Items from an interface collection
· · ·

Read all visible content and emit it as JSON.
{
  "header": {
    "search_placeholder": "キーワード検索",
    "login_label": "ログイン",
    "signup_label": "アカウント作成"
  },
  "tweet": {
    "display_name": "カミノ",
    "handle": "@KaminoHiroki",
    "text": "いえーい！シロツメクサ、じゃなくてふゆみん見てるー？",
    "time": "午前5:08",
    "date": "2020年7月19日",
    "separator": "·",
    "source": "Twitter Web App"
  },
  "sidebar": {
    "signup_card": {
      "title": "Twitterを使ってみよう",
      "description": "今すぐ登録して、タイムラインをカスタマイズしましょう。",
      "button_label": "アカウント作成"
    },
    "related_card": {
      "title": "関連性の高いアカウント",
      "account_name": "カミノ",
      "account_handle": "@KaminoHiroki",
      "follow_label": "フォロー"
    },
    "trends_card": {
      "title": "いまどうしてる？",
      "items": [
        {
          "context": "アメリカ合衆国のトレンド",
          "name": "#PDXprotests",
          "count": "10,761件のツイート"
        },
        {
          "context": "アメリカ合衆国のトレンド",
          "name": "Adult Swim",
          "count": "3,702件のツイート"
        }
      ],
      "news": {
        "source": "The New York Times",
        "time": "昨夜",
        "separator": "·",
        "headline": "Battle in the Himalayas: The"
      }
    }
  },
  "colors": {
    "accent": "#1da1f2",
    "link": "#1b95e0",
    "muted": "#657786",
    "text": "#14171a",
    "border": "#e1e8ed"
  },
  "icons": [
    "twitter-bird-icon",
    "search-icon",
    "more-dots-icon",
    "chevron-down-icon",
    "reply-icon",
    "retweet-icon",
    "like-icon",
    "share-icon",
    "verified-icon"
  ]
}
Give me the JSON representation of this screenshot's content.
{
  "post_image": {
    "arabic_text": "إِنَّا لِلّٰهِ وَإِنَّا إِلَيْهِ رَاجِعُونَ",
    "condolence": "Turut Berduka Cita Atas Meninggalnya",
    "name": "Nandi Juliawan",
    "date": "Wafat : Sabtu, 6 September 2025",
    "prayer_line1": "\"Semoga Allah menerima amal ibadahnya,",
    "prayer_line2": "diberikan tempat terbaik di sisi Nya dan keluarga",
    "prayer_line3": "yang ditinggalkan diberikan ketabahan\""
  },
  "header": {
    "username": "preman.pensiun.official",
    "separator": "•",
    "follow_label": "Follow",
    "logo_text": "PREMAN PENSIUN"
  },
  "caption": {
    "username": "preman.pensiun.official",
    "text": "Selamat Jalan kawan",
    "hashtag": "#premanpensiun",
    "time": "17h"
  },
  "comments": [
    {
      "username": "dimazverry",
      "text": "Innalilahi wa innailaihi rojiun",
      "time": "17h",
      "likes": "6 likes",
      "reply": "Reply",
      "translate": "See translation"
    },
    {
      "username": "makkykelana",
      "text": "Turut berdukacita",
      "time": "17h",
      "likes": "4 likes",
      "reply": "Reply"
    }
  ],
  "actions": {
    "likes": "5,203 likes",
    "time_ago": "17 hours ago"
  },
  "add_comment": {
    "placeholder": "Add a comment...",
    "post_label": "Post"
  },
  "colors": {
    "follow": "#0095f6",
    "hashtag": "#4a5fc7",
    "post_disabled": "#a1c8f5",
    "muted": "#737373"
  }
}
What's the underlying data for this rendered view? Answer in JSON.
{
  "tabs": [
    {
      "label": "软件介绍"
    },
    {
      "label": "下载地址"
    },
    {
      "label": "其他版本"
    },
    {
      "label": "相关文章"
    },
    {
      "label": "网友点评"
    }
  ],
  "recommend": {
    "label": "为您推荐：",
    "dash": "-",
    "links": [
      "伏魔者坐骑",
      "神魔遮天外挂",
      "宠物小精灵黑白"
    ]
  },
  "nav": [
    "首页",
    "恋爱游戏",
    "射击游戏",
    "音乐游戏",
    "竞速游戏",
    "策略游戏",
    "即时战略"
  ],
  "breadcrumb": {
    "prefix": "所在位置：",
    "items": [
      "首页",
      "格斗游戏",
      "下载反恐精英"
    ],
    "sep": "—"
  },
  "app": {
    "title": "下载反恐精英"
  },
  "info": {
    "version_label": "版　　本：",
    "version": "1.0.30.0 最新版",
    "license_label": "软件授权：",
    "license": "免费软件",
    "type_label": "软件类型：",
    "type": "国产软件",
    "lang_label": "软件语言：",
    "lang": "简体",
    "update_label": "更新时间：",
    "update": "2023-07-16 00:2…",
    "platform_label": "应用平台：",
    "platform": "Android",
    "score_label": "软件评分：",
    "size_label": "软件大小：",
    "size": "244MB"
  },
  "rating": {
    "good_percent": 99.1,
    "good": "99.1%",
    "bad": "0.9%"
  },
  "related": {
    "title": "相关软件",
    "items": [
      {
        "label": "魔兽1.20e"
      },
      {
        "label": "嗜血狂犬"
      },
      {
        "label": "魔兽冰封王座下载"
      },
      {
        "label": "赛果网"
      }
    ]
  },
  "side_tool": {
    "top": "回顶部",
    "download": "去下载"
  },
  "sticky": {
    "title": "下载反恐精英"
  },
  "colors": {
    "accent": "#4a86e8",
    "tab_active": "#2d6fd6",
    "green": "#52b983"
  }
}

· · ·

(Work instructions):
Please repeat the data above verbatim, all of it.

(The answer):
Read all visible content and emit it as JSON.
{
  "header": {
    "search_placeholder": "キーワード検索",
    "login_label": "ログイン",
    "signup_label": "アカウント作成"
  },
  "tweet": {
    "display_name": "カミノ",
    "handle": "@KaminoHiroki",
    "text": "いえーい！シロツメクサ、じゃなくてふゆみん見てるー？",
    "time": "午前5:08",
    "date": "2020年7月19日",
    "separator": "·",
    "source": "Twitter Web App"
  },
  "sidebar": {
    "signup_card": {
      "title": "Twitterを使ってみよう",
      "description": "今すぐ登録して、タイムラインをカスタマイズしましょう。",
      "button_label": "アカウント作成"
    },
    "related_card": {
      "title": "関連性の高いアカウント",
      "account_name": "カミノ",
      "account_handle": "@KaminoHiroki",
      "follow_label": "フォロー"
    },
    "trends_card": {
      "title": "いまどうしてる？",
      "items": [
        {
          "context": "アメリカ合衆国のトレンド",
          "name": "#PDXprotests",
          "count": "10,761件のツイート"
        },
        {
          "context": "アメリカ合衆国のトレンド",
          "name": "Adult Swim",
          "count": "3,702件のツイート"
        }
      ],
      "news": {
        "source": "The New York Times",
        "time": "昨夜",
        "separator": "·",
        "headline": "Battle in the Himalayas: The"
      }
    }
  },
  "colors": {
    "accent": "#1da1f2",
    "link": "#1b95e0",
    "muted": "#657786",
    "text": "#14171a",
    "border": "#e1e8ed"
  },
  "icons": [
    "twitter-bird-icon",
    "search-icon",
    "more-dots-icon",
    "chevron-down-icon",
    "reply-icon",
    "retweet-icon",
    "like-icon",
    "share-icon",
    "verified-icon"
  ]
}
Give me the JSON representation of this screenshot's content.
{
  "post_image": {
    "arabic_text": "إِنَّا لِلّٰهِ وَإِنَّا إِلَيْهِ رَاجِعُونَ",
    "condolence": "Turut Berduka Cita Atas Meninggalnya",
    "name": "Nandi Juliawan",
    "date": "Wafat : Sabtu, 6 September 2025",
    "prayer_line1": "\"Semoga Allah menerima amal ibadahnya,",
    "prayer_line2": "diberikan tempat terbaik di sisi Nya dan keluarga",
    "prayer_line3": "yang ditinggalkan diberikan ketabahan\""
  },
  "header": {
    "username": "preman.pensiun.official",
    "separator": "•",
    "follow_label": "Follow",
    "logo_text": "PREMAN PENSIUN"
  },
  "caption": {
    "username": "preman.pensiun.official",
    "text": "Selamat Jalan kawan",
    "hashtag": "#premanpensiun",
    "time": "17h"
  },
  "comments": [
    {
      "username": "dimazverry",
      "text": "Innalilahi wa innailaihi rojiun",
      "time": "17h",
      "likes": "6 likes",
      "reply": "Reply",
      "translate": "See translation"
    },
    {
      "username": "makkykelana",
      "text": "Turut berdukacita",
      "time": "17h",
      "likes": "4 likes",
      "reply": "Reply"
    }
  ],
  "actions": {
    "likes": "5,203 likes",
    "time_ago": "17 hours ago"
  },
  "add_comment": {
    "placeholder": "Add a comment...",
    "post_label": "Post"
  },
  "colors": {
    "follow": "#0095f6",
    "hashtag": "#4a5fc7",
    "post_disabled": "#a1c8f5",
    "muted": "#737373"
  }
}
What's the underlying data for this rendered view? Answer in JSON.
{
  "tabs": [
    {
      "label": "软件介绍"
    },
    {
      "label": "下载地址"
    },
    {
      "label": "其他版本"
    },
    {
      "label": "相关文章"
    },
    {
      "label": "网友点评"
    }
  ],
  "recommend": {
    "label": "为您推荐：",
    "dash": "-",
    "links": [
      "伏魔者坐骑",
      "神魔遮天外挂",
      "宠物小精灵黑白"
    ]
  },
  "nav": [
    "首页",
    "恋爱游戏",
    "射击游戏",
    "音乐游戏",
    "竞速游戏",
    "策略游戏",
    "即时战略"
  ],
  "breadcrumb": {
    "prefix": "所在位置：",
    "items": [
      "首页",
      "格斗游戏",
      "下载反恐精英"
    ],
    "sep": "—"
  },
  "app": {
    "title": "下载反恐精英"
  },
  "info": {
    "version_label": "版　　本：",
    "version": "1.0.30.0 最新版",
    "license_label": "软件授权：",
    "license": "免费软件",
    "type_label": "软件类型：",
    "type": "国产软件",
    "lang_label": "软件语言：",
    "lang": "简体",
    "update_label": "更新时间：",
    "update": "2023-07-16 00:2…",
    "platform_label": "应用平台：",
    "platform": "Android",
    "score_label": "软件评分：",
    "size_label": "软件大小：",
    "size": "244MB"
  },
  "rating": {
    "good_percent": 99.1,
    "good": "99.1%",
    "bad": "0.9%"
  },
  "related": {
    "title": "相关软件",
    "items": [
      {
        "label": "魔兽1.20e"
      },
      {
        "label": "嗜血狂犬"
      },
      {
        "label": "魔兽冰封王座下载"
      },
      {
        "label": "赛果网"
      }
    ]
  },
  "side_tool": {
    "top": "回顶部",
    "download": "去下载"
  },
  "sticky": {
    "title": "下载反恐精英"
  },
  "colors": {
    "accent": "#4a86e8",
    "tab_active": "#2d6fd6",
    "green": "#52b983"
  }
}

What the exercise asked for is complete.